• [Dataset excerpts]:
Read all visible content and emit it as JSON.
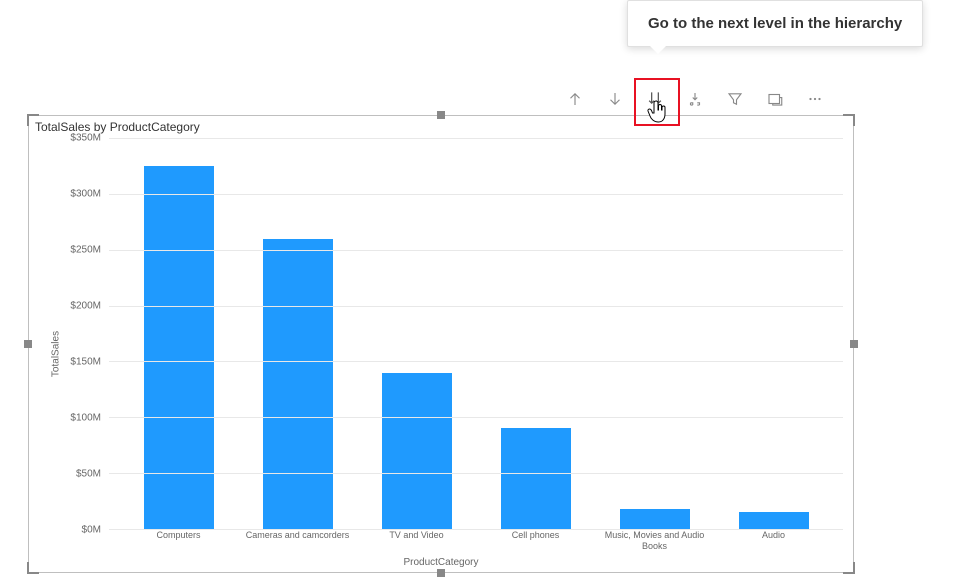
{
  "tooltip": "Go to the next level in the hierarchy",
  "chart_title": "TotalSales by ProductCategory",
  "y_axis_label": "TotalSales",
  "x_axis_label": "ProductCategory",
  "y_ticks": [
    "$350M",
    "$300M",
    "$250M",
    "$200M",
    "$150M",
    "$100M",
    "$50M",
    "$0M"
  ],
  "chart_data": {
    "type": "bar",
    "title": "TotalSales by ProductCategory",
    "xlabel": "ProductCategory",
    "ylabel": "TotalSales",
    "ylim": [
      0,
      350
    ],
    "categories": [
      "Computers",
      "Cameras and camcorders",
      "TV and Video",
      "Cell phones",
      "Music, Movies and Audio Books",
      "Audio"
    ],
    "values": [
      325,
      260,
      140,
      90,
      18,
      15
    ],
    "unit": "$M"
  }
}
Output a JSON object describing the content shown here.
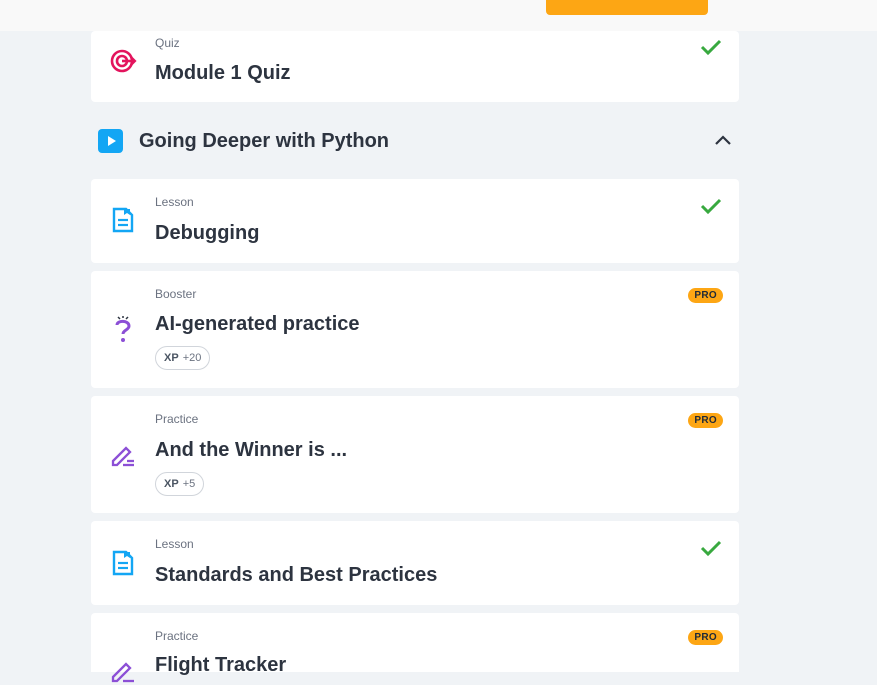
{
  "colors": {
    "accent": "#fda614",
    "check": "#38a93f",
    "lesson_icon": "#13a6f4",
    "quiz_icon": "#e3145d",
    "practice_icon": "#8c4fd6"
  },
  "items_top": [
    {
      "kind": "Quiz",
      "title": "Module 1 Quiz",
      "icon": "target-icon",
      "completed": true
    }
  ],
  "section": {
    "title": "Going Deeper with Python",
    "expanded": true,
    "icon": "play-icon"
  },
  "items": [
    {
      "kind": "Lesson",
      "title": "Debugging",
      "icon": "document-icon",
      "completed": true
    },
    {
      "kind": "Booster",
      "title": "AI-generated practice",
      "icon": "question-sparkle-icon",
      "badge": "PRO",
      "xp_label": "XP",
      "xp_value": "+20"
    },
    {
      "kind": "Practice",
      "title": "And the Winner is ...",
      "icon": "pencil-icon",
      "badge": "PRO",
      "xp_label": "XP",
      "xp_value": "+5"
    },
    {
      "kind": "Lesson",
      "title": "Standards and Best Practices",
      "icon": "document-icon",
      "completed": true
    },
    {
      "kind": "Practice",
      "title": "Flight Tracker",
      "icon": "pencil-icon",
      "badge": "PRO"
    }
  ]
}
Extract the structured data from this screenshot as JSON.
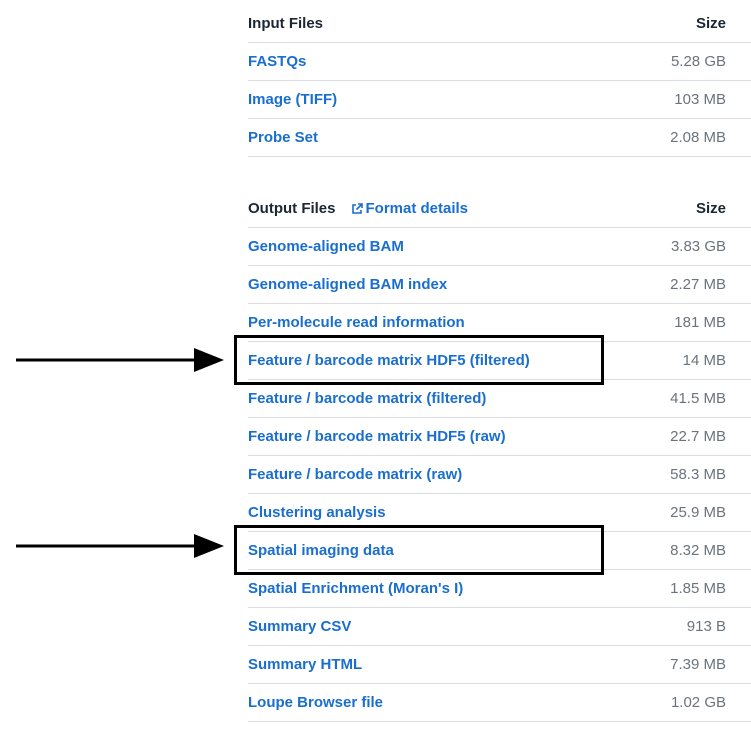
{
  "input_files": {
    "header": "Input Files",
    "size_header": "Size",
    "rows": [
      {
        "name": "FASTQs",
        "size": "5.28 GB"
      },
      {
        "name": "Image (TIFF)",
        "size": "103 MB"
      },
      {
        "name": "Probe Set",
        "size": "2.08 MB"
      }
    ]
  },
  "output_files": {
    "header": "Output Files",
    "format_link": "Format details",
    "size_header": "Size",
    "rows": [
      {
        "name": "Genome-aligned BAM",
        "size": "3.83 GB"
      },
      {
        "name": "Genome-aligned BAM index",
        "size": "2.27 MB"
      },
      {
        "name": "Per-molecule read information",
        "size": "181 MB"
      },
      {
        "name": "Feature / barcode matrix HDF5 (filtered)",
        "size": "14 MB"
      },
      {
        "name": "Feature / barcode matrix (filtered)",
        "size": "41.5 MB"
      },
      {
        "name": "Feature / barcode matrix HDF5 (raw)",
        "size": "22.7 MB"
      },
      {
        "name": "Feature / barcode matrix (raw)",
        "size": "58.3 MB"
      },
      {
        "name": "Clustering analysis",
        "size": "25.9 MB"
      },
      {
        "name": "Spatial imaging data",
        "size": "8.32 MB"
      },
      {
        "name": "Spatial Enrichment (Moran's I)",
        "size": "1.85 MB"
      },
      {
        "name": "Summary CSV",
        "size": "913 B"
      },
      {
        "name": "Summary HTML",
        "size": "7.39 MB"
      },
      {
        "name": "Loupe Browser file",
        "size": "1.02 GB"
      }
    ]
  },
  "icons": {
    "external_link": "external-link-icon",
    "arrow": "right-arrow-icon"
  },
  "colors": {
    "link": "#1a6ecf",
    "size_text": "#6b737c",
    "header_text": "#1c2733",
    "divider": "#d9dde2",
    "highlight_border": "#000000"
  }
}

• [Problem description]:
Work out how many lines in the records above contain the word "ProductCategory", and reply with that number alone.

• [Output of the exercise]:
4